With this in mind, those young students have suggested to me that they would like, with my assistance, to try to produce some stickers that can be distributed through the schools, pointing people in the right direction if they want help with alcohol and drug advice or if they need access to rehabilitation or detox services. They were very adamant in their criticism that they did not want material that just told them that they should discuss this with their parents. What they strongly said was this: `Discussing it with our parents isn't much use when they don't know about these issues.' Some of them even said, `They might be the ones who have some of these problems, as well, and we might be the ones wanting information that we can give to them about where they can go to have their problems treated and dealt with.' I think that is a legitimate concern, because people are aware that an enormous amount of money is being spent by the government on their education program, which has one single message: `Talk to your parents.' That message might be fine, but it needs to be backed up by other things: the provision of services, the provision of information to people who cannot get it from their parents, and the provision of information to parents themselves so that when kids talk with them they can provide some more details.

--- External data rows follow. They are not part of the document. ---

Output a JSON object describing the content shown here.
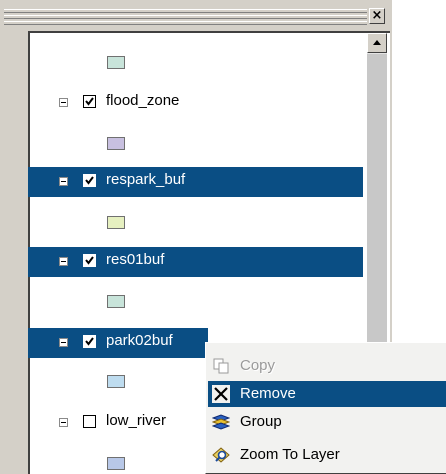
{
  "window": {
    "close_glyph": "×"
  },
  "toc": {
    "layers": [
      {
        "name": "flood_zone",
        "checked": true,
        "selected": false,
        "swatch_color": "#c8c0e0"
      },
      {
        "name": "respark_buf",
        "checked": true,
        "selected": true,
        "swatch_color": "#e6f0c0"
      },
      {
        "name": "res01buf",
        "checked": true,
        "selected": true,
        "swatch_color": "#c8e4da"
      },
      {
        "name": "park02buf",
        "checked": true,
        "selected": true,
        "swatch_color": "#bedcef"
      },
      {
        "name": "low_river",
        "checked": false,
        "selected": false,
        "swatch_color": "#b8c8e8"
      }
    ],
    "top_swatch_color": "#c8e4da"
  },
  "context_menu": {
    "items": [
      {
        "label": "Copy",
        "icon": "copy-icon",
        "disabled": true,
        "highlighted": false
      },
      {
        "label": "Remove",
        "icon": "remove-x-icon",
        "disabled": false,
        "highlighted": true
      },
      {
        "label": "Group",
        "icon": "group-layers-icon",
        "disabled": false,
        "highlighted": false
      },
      {
        "label": "Zoom To Layer",
        "icon": "zoom-to-layer-icon",
        "disabled": false,
        "highlighted": false
      }
    ]
  },
  "colors": {
    "selection": "#0a4e84",
    "panel": "#d4d0c8"
  }
}
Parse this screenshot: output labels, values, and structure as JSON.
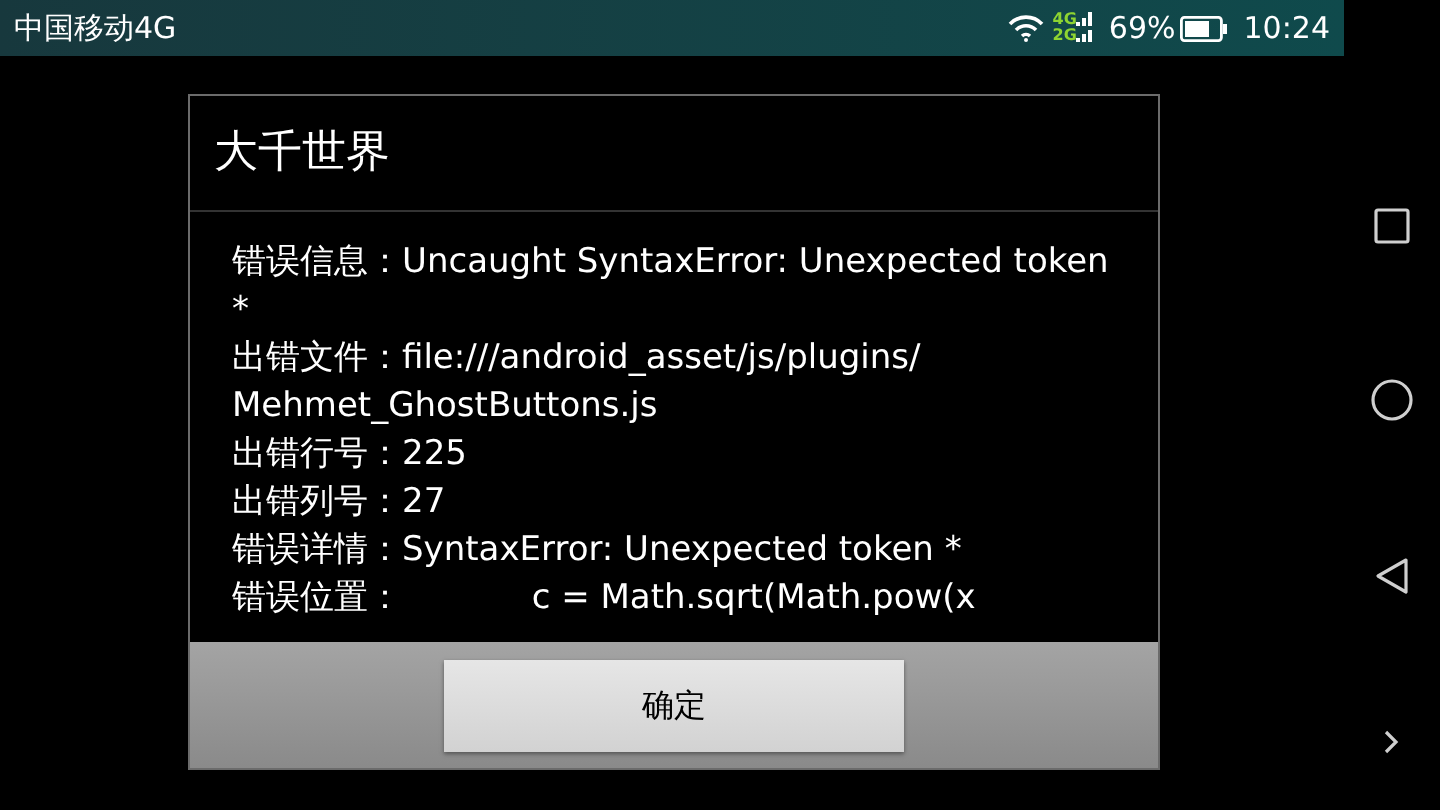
{
  "status_bar": {
    "carrier": "中国移动4G",
    "network_labels": [
      "4G",
      "2G"
    ],
    "battery": "69%",
    "time": "10:24"
  },
  "dialog": {
    "title": "大千世界",
    "entries": [
      {
        "label": "错误信息：",
        "value": "Uncaught SyntaxError: Unexpected token *"
      },
      {
        "label": "出错文件：",
        "value": "file:///android_asset/js/plugins/ Mehmet_GhostButtons.js"
      },
      {
        "label": "出错行号：",
        "value": "225"
      },
      {
        "label": "出错列号：",
        "value": "27"
      },
      {
        "label": "错误详情：",
        "value": "SyntaxError: Unexpected token *"
      },
      {
        "label": "错误位置：",
        "value": "            c = Math.sqrt(Math.pow(x"
      }
    ],
    "buttons": [
      "确定"
    ]
  }
}
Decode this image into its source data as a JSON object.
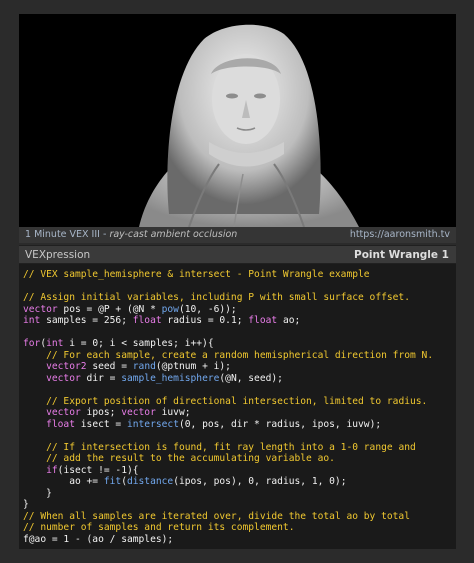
{
  "caption": {
    "series": "1 Minute VEX III",
    "separator": " - ",
    "topic": "ray-cast ambient occlusion",
    "url": "https://aaronsmith.tv"
  },
  "panel": {
    "left_label": "VEXpression",
    "right_label": "Point Wrangle 1"
  },
  "render_image": "marble bust sculpture render with ambient occlusion",
  "code_lines": [
    "// VEX sample_hemisphere & intersect - Point Wrangle example",
    "",
    "// Assign initial variables, including P with small surface offset.",
    "vector pos = @P + (@N * pow(10, -6));",
    "int samples = 256; float radius = 0.1; float ao;",
    "",
    "for(int i = 0; i < samples; i++){",
    "    // For each sample, create a random hemispherical direction from N.",
    "    vector2 seed = rand(@ptnum + i);",
    "    vector dir = sample_hemisphere(@N, seed);",
    "",
    "    // Export position of directional intersection, limited to radius.",
    "    vector ipos; vector iuvw;",
    "    float isect = intersect(0, pos, dir * radius, ipos, iuvw);",
    "",
    "    // If intersection is found, fit ray length into a 1-0 range and",
    "    // add the result to the accumulating variable ao.",
    "    if(isect != -1){",
    "        ao += fit(distance(ipos, pos), 0, radius, 1, 0);",
    "    }",
    "}",
    "// When all samples are iterated over, divide the total ao by total",
    "// number of samples and return its complement.",
    "f@ao = 1 - (ao / samples);"
  ]
}
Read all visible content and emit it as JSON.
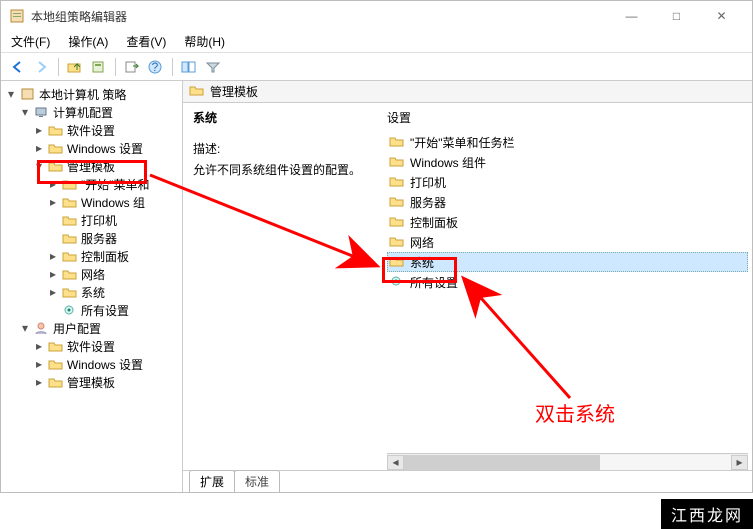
{
  "window": {
    "title": "本地组策略编辑器",
    "sysbuttons": {
      "min": "—",
      "max": "□",
      "close": "✕"
    }
  },
  "menubar": {
    "file": "文件(F)",
    "action": "操作(A)",
    "view": "查看(V)",
    "help": "帮助(H)"
  },
  "toolbar_icons": {
    "back": "back-arrow",
    "forward": "forward-arrow",
    "up": "up-folder",
    "props": "properties",
    "export": "export-list",
    "help": "help",
    "showhide": "show-hide",
    "filter": "filter"
  },
  "tree": {
    "root": {
      "label": "本地计算机 策略"
    },
    "computer": {
      "label": "计算机配置"
    },
    "comp_software": {
      "label": "软件设置"
    },
    "comp_windows": {
      "label": "Windows 设置"
    },
    "comp_admin": {
      "label": "管理模板"
    },
    "at_start": {
      "label": "\"开始\"菜单和"
    },
    "at_wincomp": {
      "label": "Windows 组"
    },
    "at_printers": {
      "label": "打印机"
    },
    "at_servers": {
      "label": "服务器"
    },
    "at_control": {
      "label": "控制面板"
    },
    "at_network": {
      "label": "网络"
    },
    "at_system": {
      "label": "系统"
    },
    "at_all": {
      "label": "所有设置"
    },
    "user": {
      "label": "用户配置"
    },
    "user_software": {
      "label": "软件设置"
    },
    "user_windows": {
      "label": "Windows 设置"
    },
    "user_admin": {
      "label": "管理模板"
    }
  },
  "detail": {
    "path_label": "管理模板",
    "heading": "系统",
    "desc_label": "描述:",
    "desc_text": "允许不同系统组件设置的配置。",
    "settings_header": "设置",
    "items": {
      "start": "\"开始\"菜单和任务栏",
      "wincomp": "Windows 组件",
      "printers": "打印机",
      "servers": "服务器",
      "control": "控制面板",
      "network": "网络",
      "system": "系统",
      "all": "所有设置"
    },
    "tabs": {
      "extended": "扩展",
      "standard": "标准"
    }
  },
  "annotation": {
    "text": "双击系统"
  },
  "watermark": {
    "text": "江西龙网"
  }
}
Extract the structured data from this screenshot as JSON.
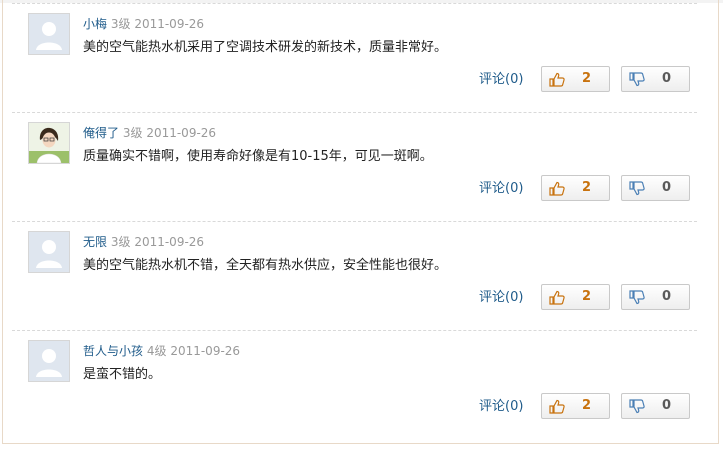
{
  "comments": [
    {
      "username": "小梅",
      "level": "3级",
      "date": "2011-09-26",
      "text": "美的空气能热水机采用了空调技术研发的新技术，质量非常好。",
      "reply_label": "评论(0)",
      "likes": "2",
      "dislikes": "0",
      "avatar": "default-avatar-icon"
    },
    {
      "username": "俺得了",
      "level": "3级",
      "date": "2011-09-26",
      "text": "质量确实不错啊，使用寿命好像是有10-15年，可见一斑啊。",
      "reply_label": "评论(0)",
      "likes": "2",
      "dislikes": "0",
      "avatar": "user-photo-avatar"
    },
    {
      "username": "无限",
      "level": "3级",
      "date": "2011-09-26",
      "text": "美的空气能热水机不错，全天都有热水供应，安全性能也很好。",
      "reply_label": "评论(0)",
      "likes": "2",
      "dislikes": "0",
      "avatar": "default-avatar-icon"
    },
    {
      "username": "哲人与小孩",
      "level": "4级",
      "date": "2011-09-26",
      "text": "是蛮不错的。",
      "reply_label": "评论(0)",
      "likes": "2",
      "dislikes": "0",
      "avatar": "default-avatar-icon"
    }
  ],
  "colors": {
    "username": "#1f5b8a",
    "meta": "#999999",
    "like_count": "#c8720e",
    "dislike_count": "#5a5a5a",
    "separator": "#d9d9d9"
  },
  "icons": {
    "like": "thumbs-up-icon",
    "dislike": "thumbs-down-icon"
  }
}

My concern is that it is already a complicated area. We do already dedicate money to it. We should be strategic about the way we spend money in the alcohol and drug abuse area. We should not do it on the run. The government have been forced to do it on the run because they basically could not keep their promise in relation to the beer excise. They have been embarrassed into doing it and we are now grateful that, forced as they are to keep their promise, there is money available for programs that should be worth while. We would like to ensure that the money is going to be spent on programs that are appropriate. We do not have the confidence that that will happen. When we have not seen the constitution for the foundation, when we do not know the membership of the foundation, when the funding arrangements and grant application processes are not going to be public, and when the business plan is not going to be public, it is very difficult for us to have any confidence that this bill will actually deliver something of use to the community at large, which is still very concerned about alcohol abuse and the abuse of other licit substances. They are entitled to have the confidence that that money will be spent properly. I urge the government to reconsider the way this bill is drafted and to pick up some of the points that the shadow minister for health has raised in the debate today and to make sure that, if we are going to spend that money on the treatment of alcohol related problems, we do it properly and in a way that is transparent for the whole community.